### DIRECTIONS FOR THIS TASK
Report, as a single figure, how many lines in the records below include "City".

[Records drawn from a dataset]
=== Begin Enclosure ===
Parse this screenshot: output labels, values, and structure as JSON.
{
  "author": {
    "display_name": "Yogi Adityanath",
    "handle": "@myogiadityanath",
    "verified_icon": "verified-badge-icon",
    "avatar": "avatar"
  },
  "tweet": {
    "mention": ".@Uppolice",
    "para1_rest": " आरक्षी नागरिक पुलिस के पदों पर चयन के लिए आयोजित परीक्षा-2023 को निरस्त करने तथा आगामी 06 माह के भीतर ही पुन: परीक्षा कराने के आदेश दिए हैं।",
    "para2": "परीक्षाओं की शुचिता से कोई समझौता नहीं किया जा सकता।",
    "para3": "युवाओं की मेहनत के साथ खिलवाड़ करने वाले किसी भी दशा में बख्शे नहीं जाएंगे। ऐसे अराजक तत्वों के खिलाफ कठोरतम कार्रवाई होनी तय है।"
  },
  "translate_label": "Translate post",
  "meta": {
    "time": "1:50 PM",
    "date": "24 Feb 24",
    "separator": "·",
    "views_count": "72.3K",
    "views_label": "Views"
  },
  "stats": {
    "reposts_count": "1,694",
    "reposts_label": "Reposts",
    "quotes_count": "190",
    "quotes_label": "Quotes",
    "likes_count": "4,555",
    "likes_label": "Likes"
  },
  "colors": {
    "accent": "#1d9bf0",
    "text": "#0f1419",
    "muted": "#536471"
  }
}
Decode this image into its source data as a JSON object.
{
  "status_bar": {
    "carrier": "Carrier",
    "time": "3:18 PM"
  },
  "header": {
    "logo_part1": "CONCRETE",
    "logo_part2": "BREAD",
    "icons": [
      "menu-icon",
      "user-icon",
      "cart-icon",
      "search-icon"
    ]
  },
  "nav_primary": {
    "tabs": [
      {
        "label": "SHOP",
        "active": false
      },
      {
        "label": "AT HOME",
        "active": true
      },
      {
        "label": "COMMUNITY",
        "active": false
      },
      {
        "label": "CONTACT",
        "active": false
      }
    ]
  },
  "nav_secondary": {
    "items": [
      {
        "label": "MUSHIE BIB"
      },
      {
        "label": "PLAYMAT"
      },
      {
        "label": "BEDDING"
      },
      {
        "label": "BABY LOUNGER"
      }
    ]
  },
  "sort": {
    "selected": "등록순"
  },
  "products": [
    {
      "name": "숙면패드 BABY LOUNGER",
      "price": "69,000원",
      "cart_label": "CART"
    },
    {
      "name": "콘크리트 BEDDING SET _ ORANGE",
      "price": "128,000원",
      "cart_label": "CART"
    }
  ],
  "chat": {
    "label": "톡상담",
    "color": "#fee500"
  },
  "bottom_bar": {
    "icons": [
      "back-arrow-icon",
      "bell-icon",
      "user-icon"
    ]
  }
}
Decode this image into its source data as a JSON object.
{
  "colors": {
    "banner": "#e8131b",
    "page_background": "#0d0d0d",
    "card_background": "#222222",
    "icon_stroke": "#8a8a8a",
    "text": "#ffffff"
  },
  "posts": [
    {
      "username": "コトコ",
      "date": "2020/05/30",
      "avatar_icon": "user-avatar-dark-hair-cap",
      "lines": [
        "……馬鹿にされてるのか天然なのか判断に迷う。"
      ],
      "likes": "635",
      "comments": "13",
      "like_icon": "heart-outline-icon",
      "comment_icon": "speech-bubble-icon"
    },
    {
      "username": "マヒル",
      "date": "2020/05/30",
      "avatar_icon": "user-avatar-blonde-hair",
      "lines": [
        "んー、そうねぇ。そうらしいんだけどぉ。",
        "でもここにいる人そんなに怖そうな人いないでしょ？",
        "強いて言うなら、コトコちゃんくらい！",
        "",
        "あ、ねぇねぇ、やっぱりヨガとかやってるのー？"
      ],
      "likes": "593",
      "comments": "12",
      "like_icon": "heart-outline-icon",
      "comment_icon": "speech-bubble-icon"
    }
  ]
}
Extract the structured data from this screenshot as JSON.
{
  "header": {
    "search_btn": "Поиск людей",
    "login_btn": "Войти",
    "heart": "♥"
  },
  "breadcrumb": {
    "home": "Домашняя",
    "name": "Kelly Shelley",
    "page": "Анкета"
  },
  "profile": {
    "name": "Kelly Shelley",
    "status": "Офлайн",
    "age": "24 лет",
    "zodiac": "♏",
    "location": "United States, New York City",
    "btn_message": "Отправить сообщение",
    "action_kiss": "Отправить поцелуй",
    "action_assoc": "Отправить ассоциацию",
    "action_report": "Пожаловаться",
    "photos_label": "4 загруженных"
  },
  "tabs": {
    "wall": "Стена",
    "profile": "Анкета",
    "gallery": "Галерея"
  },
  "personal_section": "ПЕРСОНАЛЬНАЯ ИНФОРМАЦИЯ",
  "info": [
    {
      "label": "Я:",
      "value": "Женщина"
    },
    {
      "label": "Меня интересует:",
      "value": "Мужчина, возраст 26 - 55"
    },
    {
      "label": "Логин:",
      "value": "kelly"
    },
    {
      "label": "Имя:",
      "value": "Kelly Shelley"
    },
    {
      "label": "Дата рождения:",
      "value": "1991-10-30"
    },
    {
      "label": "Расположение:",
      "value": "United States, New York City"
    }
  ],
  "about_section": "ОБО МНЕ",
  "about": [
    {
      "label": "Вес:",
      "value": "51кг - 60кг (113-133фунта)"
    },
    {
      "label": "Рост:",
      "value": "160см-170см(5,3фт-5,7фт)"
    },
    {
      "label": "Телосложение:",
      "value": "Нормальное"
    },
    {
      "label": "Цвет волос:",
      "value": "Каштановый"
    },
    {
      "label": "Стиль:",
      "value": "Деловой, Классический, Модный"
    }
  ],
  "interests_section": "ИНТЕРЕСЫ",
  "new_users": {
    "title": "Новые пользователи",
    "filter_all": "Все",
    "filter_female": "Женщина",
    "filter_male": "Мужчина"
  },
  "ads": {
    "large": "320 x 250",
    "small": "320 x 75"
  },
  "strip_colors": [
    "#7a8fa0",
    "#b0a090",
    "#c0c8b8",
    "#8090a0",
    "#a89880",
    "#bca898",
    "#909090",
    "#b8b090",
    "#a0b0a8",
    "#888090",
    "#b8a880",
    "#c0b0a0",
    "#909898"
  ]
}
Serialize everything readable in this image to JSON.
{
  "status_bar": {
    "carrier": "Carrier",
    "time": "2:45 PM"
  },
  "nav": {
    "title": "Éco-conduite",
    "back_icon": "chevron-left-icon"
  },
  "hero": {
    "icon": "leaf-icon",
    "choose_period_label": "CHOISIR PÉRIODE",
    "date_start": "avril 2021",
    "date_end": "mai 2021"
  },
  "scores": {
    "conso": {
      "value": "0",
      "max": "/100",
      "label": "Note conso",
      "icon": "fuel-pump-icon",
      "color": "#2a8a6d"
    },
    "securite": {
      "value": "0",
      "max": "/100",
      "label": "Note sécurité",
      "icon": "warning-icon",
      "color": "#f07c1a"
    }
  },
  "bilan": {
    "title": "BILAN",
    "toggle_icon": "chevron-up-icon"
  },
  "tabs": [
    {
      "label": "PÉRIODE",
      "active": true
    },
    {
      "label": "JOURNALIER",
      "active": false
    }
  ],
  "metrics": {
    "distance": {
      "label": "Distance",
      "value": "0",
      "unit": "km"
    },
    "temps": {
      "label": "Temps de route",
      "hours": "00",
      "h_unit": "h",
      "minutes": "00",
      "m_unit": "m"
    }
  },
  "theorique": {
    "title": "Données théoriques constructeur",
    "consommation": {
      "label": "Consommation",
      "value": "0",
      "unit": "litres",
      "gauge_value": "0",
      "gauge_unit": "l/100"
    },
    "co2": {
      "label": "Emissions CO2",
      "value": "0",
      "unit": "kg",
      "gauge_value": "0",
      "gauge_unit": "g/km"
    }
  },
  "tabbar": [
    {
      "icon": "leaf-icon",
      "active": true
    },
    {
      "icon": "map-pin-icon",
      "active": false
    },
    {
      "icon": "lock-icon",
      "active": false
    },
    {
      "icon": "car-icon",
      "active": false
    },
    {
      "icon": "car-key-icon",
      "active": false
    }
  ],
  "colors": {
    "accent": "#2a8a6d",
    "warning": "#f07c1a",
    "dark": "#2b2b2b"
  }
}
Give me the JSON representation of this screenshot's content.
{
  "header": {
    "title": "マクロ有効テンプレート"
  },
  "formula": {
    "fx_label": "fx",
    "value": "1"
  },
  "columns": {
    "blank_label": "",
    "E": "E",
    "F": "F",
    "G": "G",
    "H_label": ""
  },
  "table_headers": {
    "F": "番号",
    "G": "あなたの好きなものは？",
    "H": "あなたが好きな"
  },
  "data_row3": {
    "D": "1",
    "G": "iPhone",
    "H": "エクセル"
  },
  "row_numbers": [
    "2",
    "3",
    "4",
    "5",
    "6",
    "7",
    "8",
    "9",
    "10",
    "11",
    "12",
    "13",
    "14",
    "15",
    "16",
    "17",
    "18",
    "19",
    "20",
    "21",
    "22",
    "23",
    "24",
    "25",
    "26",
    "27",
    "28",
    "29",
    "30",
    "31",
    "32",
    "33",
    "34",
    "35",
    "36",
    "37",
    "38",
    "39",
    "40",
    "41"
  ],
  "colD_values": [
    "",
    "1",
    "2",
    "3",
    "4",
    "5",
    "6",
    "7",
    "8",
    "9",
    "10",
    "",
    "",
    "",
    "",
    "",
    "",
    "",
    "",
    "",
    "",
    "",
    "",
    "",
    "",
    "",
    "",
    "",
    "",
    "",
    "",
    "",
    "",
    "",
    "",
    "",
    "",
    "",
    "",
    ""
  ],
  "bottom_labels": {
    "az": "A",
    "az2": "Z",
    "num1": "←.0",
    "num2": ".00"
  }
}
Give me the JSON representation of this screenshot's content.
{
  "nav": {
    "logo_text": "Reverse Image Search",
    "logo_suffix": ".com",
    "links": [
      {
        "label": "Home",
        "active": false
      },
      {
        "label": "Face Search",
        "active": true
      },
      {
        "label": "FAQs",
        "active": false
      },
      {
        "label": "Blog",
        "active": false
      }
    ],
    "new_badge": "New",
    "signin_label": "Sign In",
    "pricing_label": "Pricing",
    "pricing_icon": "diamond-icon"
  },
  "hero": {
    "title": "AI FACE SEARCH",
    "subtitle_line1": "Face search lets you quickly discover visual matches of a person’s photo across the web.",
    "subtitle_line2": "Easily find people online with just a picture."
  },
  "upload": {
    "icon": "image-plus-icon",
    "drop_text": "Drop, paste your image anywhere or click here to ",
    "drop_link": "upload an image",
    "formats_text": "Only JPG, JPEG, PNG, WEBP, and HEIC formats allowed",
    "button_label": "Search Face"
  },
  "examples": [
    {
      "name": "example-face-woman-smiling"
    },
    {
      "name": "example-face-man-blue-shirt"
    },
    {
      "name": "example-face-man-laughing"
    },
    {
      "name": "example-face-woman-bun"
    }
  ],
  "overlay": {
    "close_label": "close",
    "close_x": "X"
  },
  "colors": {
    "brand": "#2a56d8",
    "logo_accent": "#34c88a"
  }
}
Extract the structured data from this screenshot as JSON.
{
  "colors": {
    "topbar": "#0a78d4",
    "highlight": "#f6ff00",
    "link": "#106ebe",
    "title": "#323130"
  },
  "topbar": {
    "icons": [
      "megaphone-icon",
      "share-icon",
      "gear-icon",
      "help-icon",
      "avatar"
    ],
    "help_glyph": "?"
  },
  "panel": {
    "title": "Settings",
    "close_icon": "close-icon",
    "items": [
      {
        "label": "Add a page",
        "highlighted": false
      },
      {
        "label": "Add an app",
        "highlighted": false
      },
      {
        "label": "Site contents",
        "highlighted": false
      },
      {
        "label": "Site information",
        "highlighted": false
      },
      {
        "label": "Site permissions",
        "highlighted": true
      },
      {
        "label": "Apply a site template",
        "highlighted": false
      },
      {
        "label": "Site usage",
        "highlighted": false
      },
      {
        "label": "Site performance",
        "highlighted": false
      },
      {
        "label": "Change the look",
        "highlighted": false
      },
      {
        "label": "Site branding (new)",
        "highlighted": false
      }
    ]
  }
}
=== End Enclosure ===
### ANSWER BELOW
2